So the correct IRI would be:艾未未&eventname=Q%26A

Unfortunately, when you feed that to $link.uri, it bugs out:

Wrong move. Now the query string has three query params:

  1. artist with the value, correctly encoded, 艾未未
  2. eventname with the value Q
  3. A with an empty value


Luckily, Velocity can still do the trick, though we need to “massage” the IRI a little before and after passing it to LinkTool so the above bug doesn’t get triggered. I commented the code pretty well, but let me know if anything doesn’t make sense here:

## your original IRI (URL-decoded) value
IRI: ${lead.iriField}

 * Convert IRI to URI using Velocity LinkTool 
 * @author Sanford Whiteman, TEKNKL
## the reserved characters LinkTool has trouble with
#set( $doubleEncodeNeeded = ["&","="] )
## double-percent-encode troublesome characters
## i.e,. "%26" becomes "%2526"
#set( $iriMassaged = $lead.iriField )
#foreach( $escapable in $doubleEncodeNeeded )
#set( $hex = $esc.url($escapable).substring(1) )
#set( $iriMassaged = $iriMassaged.replaceAll("(?i)%(${hex})","%25$1" ) )
## then create the LinkTool instance
#set( $uri = $link.uri($iriMassaged) )
#set( $void = $uri.setXHTML(false) )
## before reserializing, make sure all query param keys and values 
## use literal values for those troublesome reserved characters
## clear initial params and work from clone
#set( $replaceParams = $uri.getParams().clone() )
#set( $void = $uri.setParams({}) )
#foreach( $param in $replaceParams.entrySet() )
#set( $key = $param.getKey() )
#set( $originalValueStack = $convert.toStrings($param.getValue()) )
#set( $newValueStack = [] )
#foreach( $escapable in $doubleEncodeNeeded )
#set( $key = $key.replace($esc.url($escapable),$escapable) )
#foreach( $repeatedValue in $originalValueStack )
#foreach( $escapable in $doubleEncodeNeeded )
#set( $repeatedValue = $repeatedValue.replace($esc.url($escapable),$escapable) )
#set( $void = $newValueStack.add($repeatedValue) )
#set( $void = $uri.setParam($key,$newValueStack,false) )

## now, the international characters will be percent-encoded and everything else the same
URL: ${uri}

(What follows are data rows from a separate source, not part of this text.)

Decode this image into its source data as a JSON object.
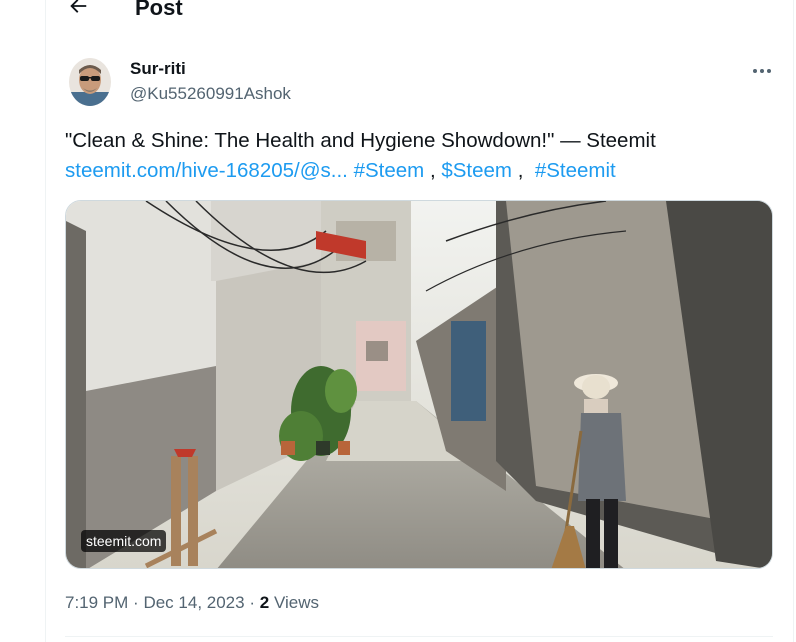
{
  "header": {
    "title": "Post",
    "back_icon": "arrow-left-icon"
  },
  "author": {
    "display_name": "Sur-riti",
    "handle": "@Ku55260991Ashok",
    "more_icon": "more-dots-icon"
  },
  "tweet": {
    "line1": "\"Clean & Shine: The Health and Hygiene Showdown!\" — Steemit",
    "link_url": "steemit.com/hive-168205/@s...",
    "hashtag1": "#Steem",
    "comma1": ",",
    "cashtag": "$Steem",
    "comma2": ",",
    "hashtag2": "#Steemit"
  },
  "media": {
    "domain_label": "steemit.com"
  },
  "meta": {
    "time": "7:19 PM",
    "dot1": "·",
    "date": "Dec 14, 2023",
    "dot2": "·",
    "views_count": "2",
    "views_label": "Views"
  },
  "colors": {
    "link": "#1d9bf0",
    "secondary_text": "#536471",
    "primary_text": "#0f1419",
    "border": "#eff3f4"
  }
}
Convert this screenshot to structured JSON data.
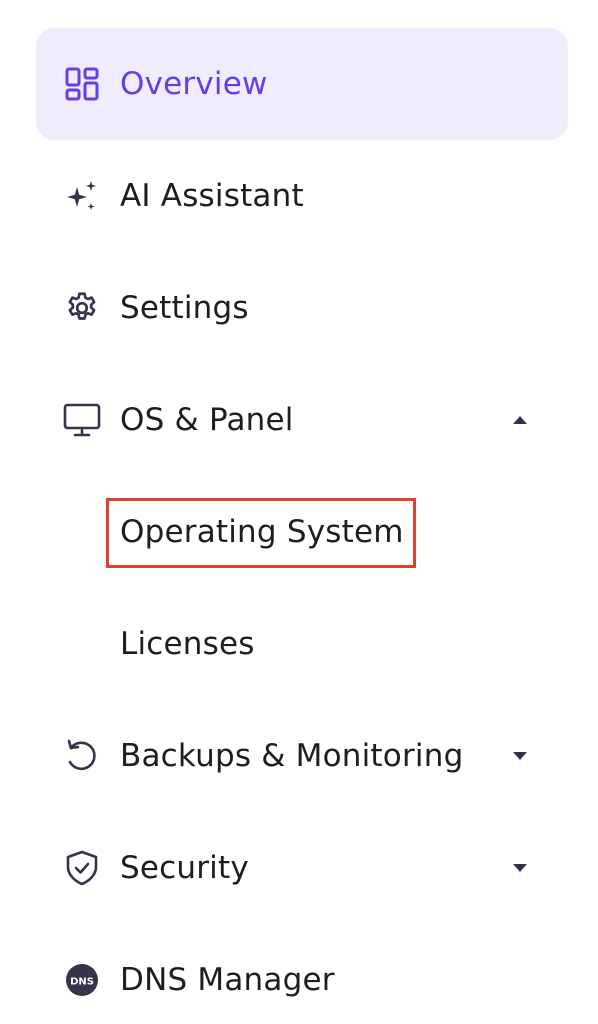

[1] Of course a field designed for URLs should not be limited to 255 (assuming UTF-16) code units in the first place, since URLs have no actual max length and in practice can easily be several hundred characters long. But if they are, you have to play by their rules.
[2] Many, but not all, HTML4 environments and/or email clients also percent-encode for you as in the HTML5 spec. But that behavior was not standardized until HTML5 and you cannot rely on it.